-- Work order --
Retype each line below precisely and omit all images.

* * * * * * *

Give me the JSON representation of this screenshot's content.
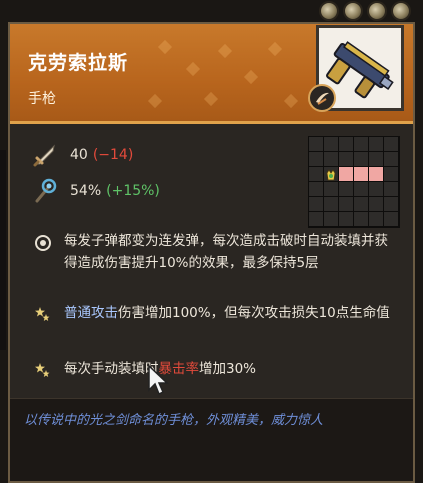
{
  "header": {
    "title": "克劳索拉斯",
    "weapon_type": "手枪"
  },
  "coins": [
    "coin",
    "coin",
    "coin",
    "coin"
  ],
  "stats": {
    "attack": {
      "value": "40",
      "delta": "(−14)"
    },
    "crit": {
      "value": "54%",
      "delta": "(+15%)"
    }
  },
  "grid": {
    "rows": 6,
    "cols": 6,
    "start_cell": [
      2,
      1
    ],
    "filled_cells": [
      [
        2,
        2
      ],
      [
        2,
        3
      ],
      [
        2,
        4
      ]
    ]
  },
  "effects": {
    "main": "每发子弹都变为连发弹，每次造成击破时自动装填并获得造成伤害提升10%的效果，最多保持5层",
    "bonus1_highlight": "普通攻击",
    "bonus1_rest": "伤害增加100%，但每次攻击损失10点生命值",
    "bonus2_pre": "每次手动装填时",
    "bonus2_highlight": "暴击率",
    "bonus2_post": "增加30%"
  },
  "flavor_text": "以传说中的光之剑命名的手枪，外观精美，威力惊人",
  "icons": {
    "attack": "sword-icon",
    "crit": "crit-staff-icon",
    "main_bullet": "target-ring-icon",
    "bonus_bullet": "double-star-icon",
    "weapon": "pistol-icon",
    "badge": "slash-badge-icon",
    "grid_start": "character-marker-icon"
  },
  "colors": {
    "header": "#c8792b",
    "negative": "#e24a3b",
    "positive": "#5fc267",
    "highlight_blue": "#aac8ff",
    "highlight_red": "#e24a3b",
    "flavor": "#6f8fd8",
    "grid_filled": "#f0a7a3"
  }
}
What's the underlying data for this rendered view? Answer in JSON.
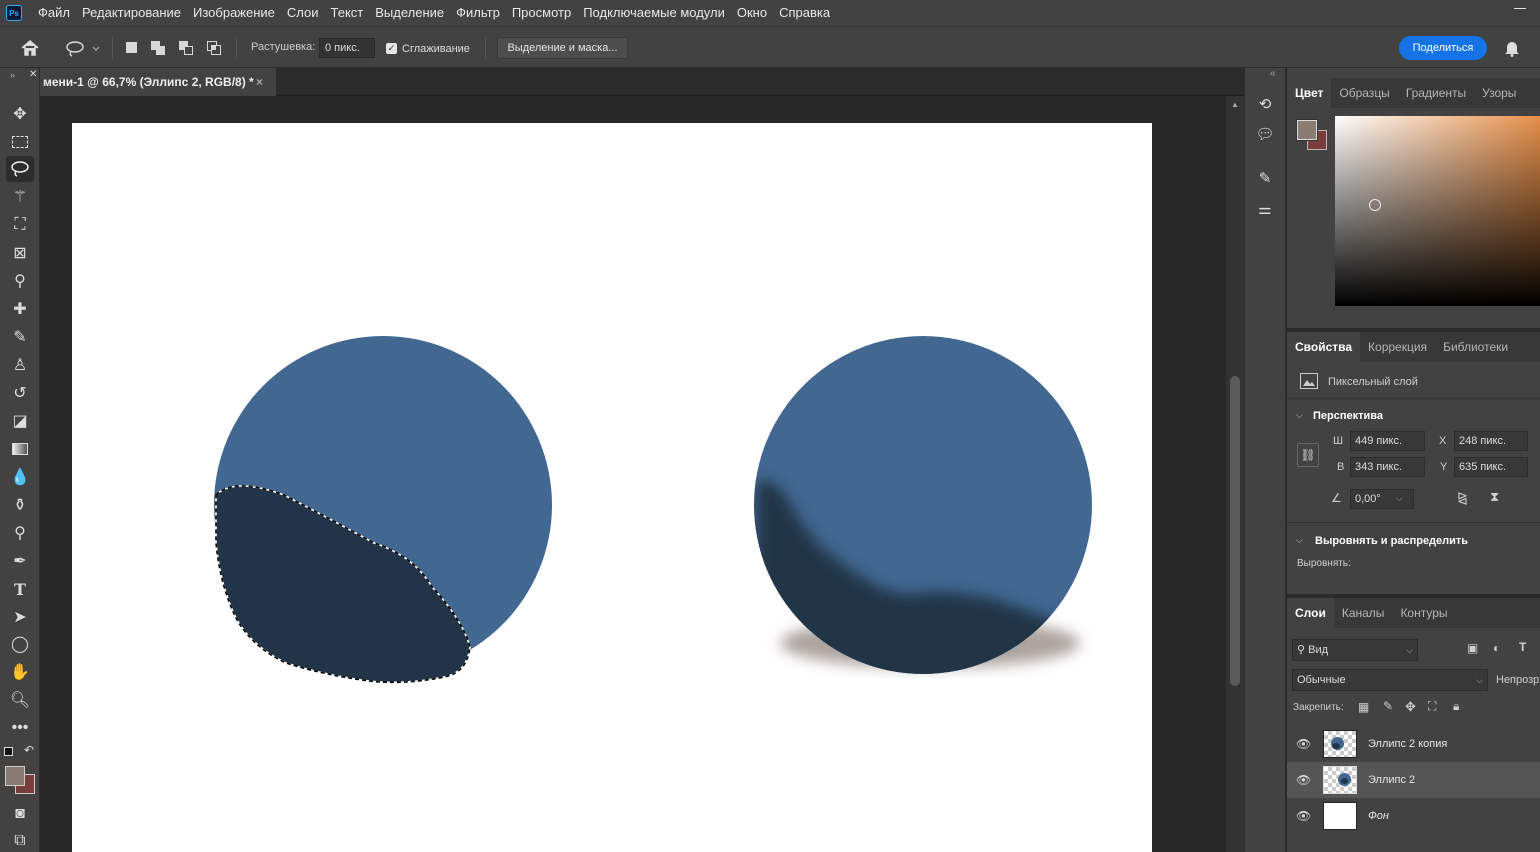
{
  "app": {
    "logo": "Ps"
  },
  "menu": [
    "Файл",
    "Редактирование",
    "Изображение",
    "Слои",
    "Текст",
    "Выделение",
    "Фильтр",
    "Просмотр",
    "Подключаемые модули",
    "Окно",
    "Справка"
  ],
  "options": {
    "feather_label": "Растушевка:",
    "feather_value": "0 пикс.",
    "antialias_label": "Сглаживание",
    "antialias_checked": true,
    "select_mask_button": "Выделение и маска...",
    "share_button": "Поделиться"
  },
  "document": {
    "tab_title": "мени-1 @ 66,7% (Эллипс 2, RGB/8) *",
    "tab_close": "×",
    "circle_color": "#426891",
    "shadow_color": "#223447"
  },
  "color_panel": {
    "tabs": [
      "Цвет",
      "Образцы",
      "Градиенты",
      "Узоры"
    ],
    "foreground": "#8a7b73",
    "background": "#7a3d3b",
    "picker_hue": "#e6904a"
  },
  "properties_panel": {
    "tabs": [
      "Свойства",
      "Коррекция",
      "Библиотеки"
    ],
    "layer_type": "Пиксельный слой",
    "section_transform": "Перспектива",
    "w_label": "Ш",
    "w_value": "449 пикс.",
    "h_label": "В",
    "h_value": "343 пикс.",
    "x_label": "X",
    "x_value": "248 пикс.",
    "y_label": "Y",
    "y_value": "635 пикс.",
    "angle_value": "0,00°",
    "section_align": "Выровнять и распределить",
    "align_label": "Выровнять:"
  },
  "layers_panel": {
    "tabs": [
      "Слои",
      "Каналы",
      "Контуры"
    ],
    "filter_placeholder": "Вид",
    "blend_mode": "Обычные",
    "opacity_label": "Непрозр",
    "lock_label": "Закрепить:",
    "layers": [
      {
        "name": "Эллипс 2 копия",
        "selected": false
      },
      {
        "name": "Эллипс 2",
        "selected": true
      },
      {
        "name": "Фон",
        "selected": false
      }
    ]
  }
}
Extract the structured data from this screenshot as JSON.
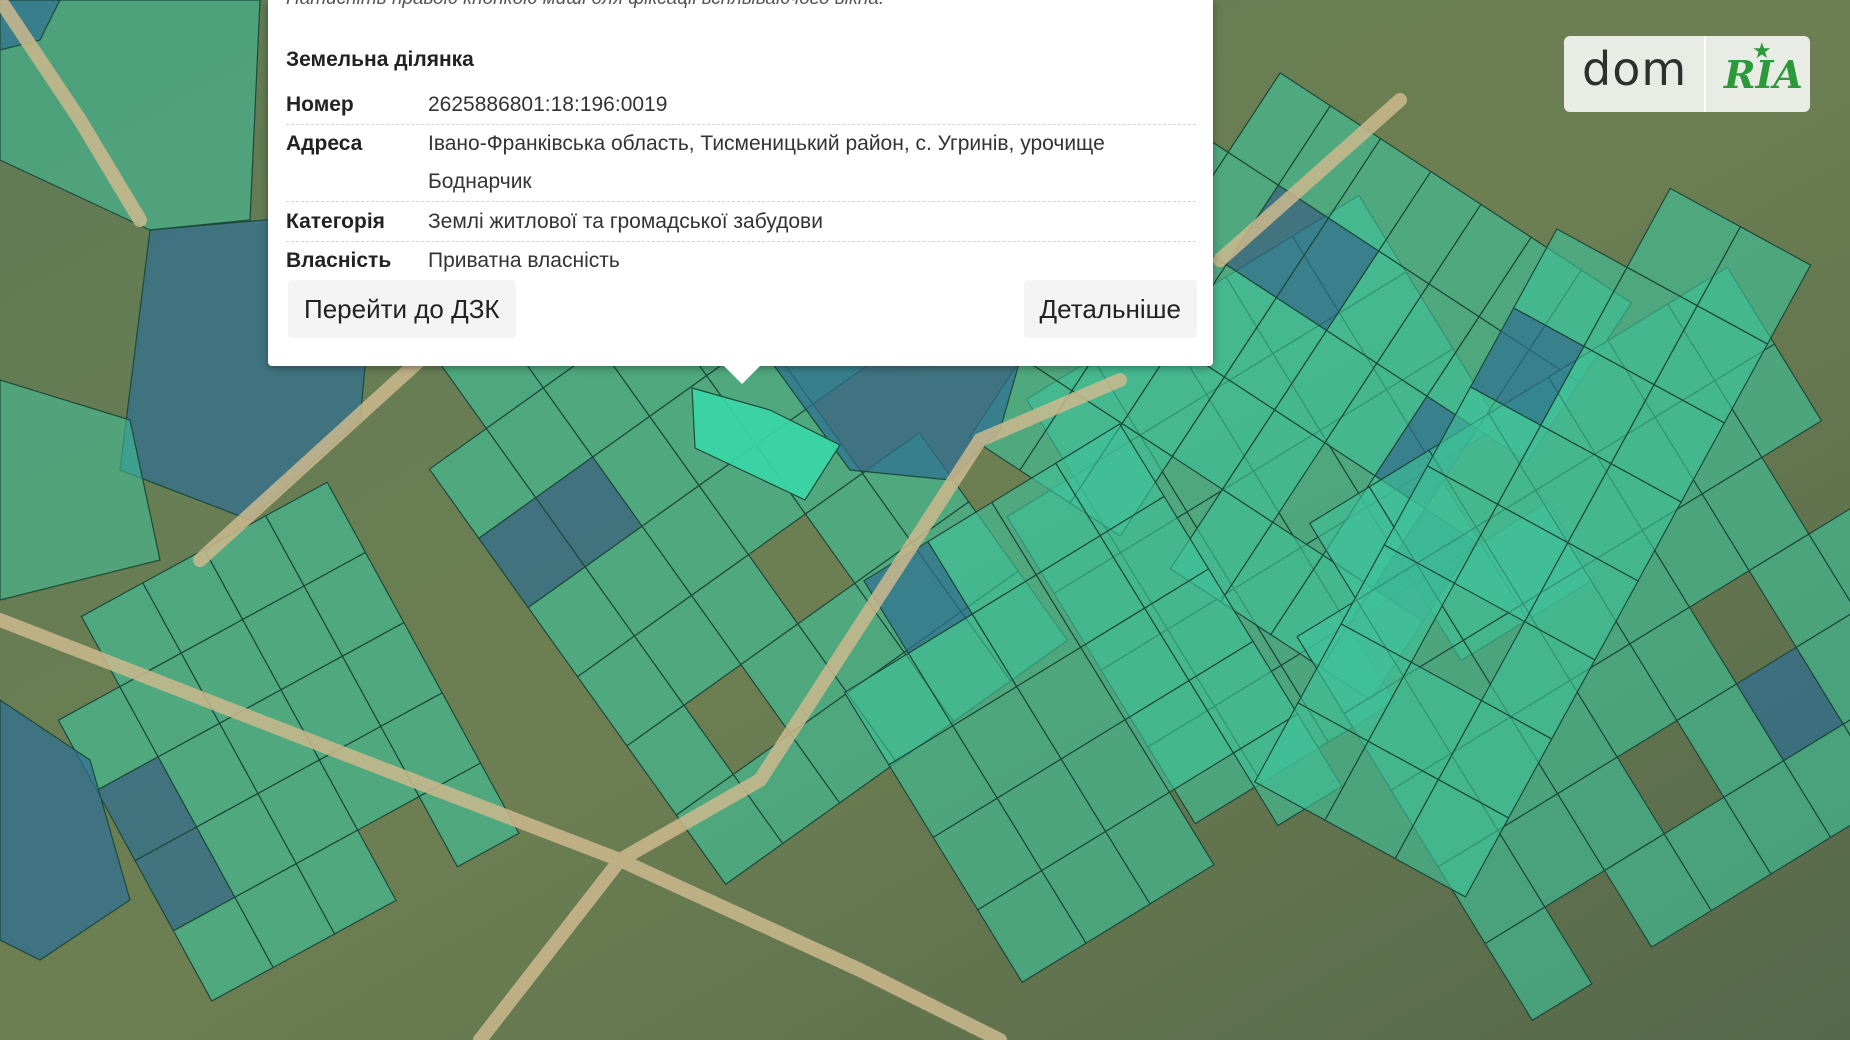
{
  "popup": {
    "hint": "Натисніть правою кнопкою миші для фіксації всплываючого вікна.",
    "title": "Земельна ділянка",
    "fields": [
      {
        "label": "Номер",
        "value": "2625886801:18:196:0019"
      },
      {
        "label": "Адреса",
        "value": "Івано-Франківська область, Тисменицький район, с. Угринів, урочище Боднарчик"
      },
      {
        "label": "Категорія",
        "value": "Землі житлової та громадської забудови"
      },
      {
        "label": "Власність",
        "value": "Приватна власність"
      }
    ],
    "buttons": {
      "dzk": "Перейти до ДЗК",
      "details": "Детальніше"
    }
  },
  "logo": {
    "left": "dom",
    "right": "RIA"
  },
  "colors": {
    "parcel_green": "#3fc29a",
    "parcel_blue": "#2f6f93",
    "selected": "#3ad7a7",
    "road": "#c9b48a"
  }
}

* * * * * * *

-- Answer space --
Give me the JSON representation of this screenshot's content.
{
  "header": {
    "title": "克劳索拉斯",
    "weapon_type": "手枪"
  },
  "coins": [
    "coin",
    "coin",
    "coin",
    "coin"
  ],
  "stats": {
    "attack": {
      "value": "40",
      "delta": "(−14)"
    },
    "crit": {
      "value": "54%",
      "delta": "(+15%)"
    }
  },
  "grid": {
    "rows": 6,
    "cols": 6,
    "start_cell": [
      2,
      1
    ],
    "filled_cells": [
      [
        2,
        2
      ],
      [
        2,
        3
      ],
      [
        2,
        4
      ]
    ]
  },
  "effects": {
    "main": "每发子弹都变为连发弹，每次造成击破时自动装填并获得造成伤害提升10%的效果，最多保持5层",
    "bonus1_highlight": "普通攻击",
    "bonus1_rest": "伤害增加100%，但每次攻击损失10点生命值",
    "bonus2_pre": "每次手动装填时",
    "bonus2_highlight": "暴击率",
    "bonus2_post": "增加30%"
  },
  "flavor_text": "以传说中的光之剑命名的手枪，外观精美，威力惊人",
  "icons": {
    "attack": "sword-icon",
    "crit": "crit-staff-icon",
    "main_bullet": "target-ring-icon",
    "bonus_bullet": "double-star-icon",
    "weapon": "pistol-icon",
    "badge": "slash-badge-icon",
    "grid_start": "character-marker-icon"
  },
  "colors": {
    "header": "#c8792b",
    "negative": "#e24a3b",
    "positive": "#5fc267",
    "highlight_blue": "#aac8ff",
    "highlight_red": "#e24a3b",
    "flavor": "#6f8fd8",
    "grid_filled": "#f0a7a3"
  }
}
What's the underlying data for this rendered view? Answer in JSON.
{
  "app": {
    "logo": "Ps"
  },
  "menu": [
    "Файл",
    "Редактирование",
    "Изображение",
    "Слои",
    "Текст",
    "Выделение",
    "Фильтр",
    "Просмотр",
    "Подключаемые модули",
    "Окно",
    "Справка"
  ],
  "options": {
    "feather_label": "Растушевка:",
    "feather_value": "0 пикс.",
    "antialias_label": "Сглаживание",
    "antialias_checked": true,
    "select_mask_button": "Выделение и маска...",
    "share_button": "Поделиться"
  },
  "document": {
    "tab_title": "мени-1 @ 66,7% (Эллипс 2, RGB/8) *",
    "tab_close": "×",
    "circle_color": "#426891",
    "shadow_color": "#223447"
  },
  "color_panel": {
    "tabs": [
      "Цвет",
      "Образцы",
      "Градиенты",
      "Узоры"
    ],
    "foreground": "#8a7b73",
    "background": "#7a3d3b",
    "picker_hue": "#e6904a"
  },
  "properties_panel": {
    "tabs": [
      "Свойства",
      "Коррекция",
      "Библиотеки"
    ],
    "layer_type": "Пиксельный слой",
    "section_transform": "Перспектива",
    "w_label": "Ш",
    "w_value": "449 пикс.",
    "h_label": "В",
    "h_value": "343 пикс.",
    "x_label": "X",
    "x_value": "248 пикс.",
    "y_label": "Y",
    "y_value": "635 пикс.",
    "angle_value": "0,00°",
    "section_align": "Выровнять и распределить",
    "align_label": "Выровнять:"
  },
  "layers_panel": {
    "tabs": [
      "Слои",
      "Каналы",
      "Контуры"
    ],
    "filter_placeholder": "Вид",
    "blend_mode": "Обычные",
    "opacity_label": "Непрозр",
    "lock_label": "Закрепить:",
    "layers": [
      {
        "name": "Эллипс 2 копия",
        "selected": false
      },
      {
        "name": "Эллипс 2",
        "selected": true
      },
      {
        "name": "Фон",
        "selected": false
      }
    ]
  }
}
Extract the structured data from this screenshot as JSON.
{
  "popup": {
    "hint": "Натисніть правою кнопкою миші для фіксації всплываючого вікна.",
    "title": "Земельна ділянка",
    "fields": [
      {
        "label": "Номер",
        "value": "2625886801:18:196:0019"
      },
      {
        "label": "Адреса",
        "value": "Івано-Франківська область, Тисменицький район, с. Угринів, урочище Боднарчик"
      },
      {
        "label": "Категорія",
        "value": "Землі житлової та громадської забудови"
      },
      {
        "label": "Власність",
        "value": "Приватна власність"
      }
    ],
    "buttons": {
      "dzk": "Перейти до ДЗК",
      "details": "Детальніше"
    }
  },
  "logo": {
    "left": "dom",
    "right": "RIA"
  },
  "colors": {
    "parcel_green": "#3fc29a",
    "parcel_blue": "#2f6f93",
    "selected": "#3ad7a7",
    "road": "#c9b48a"
  }
}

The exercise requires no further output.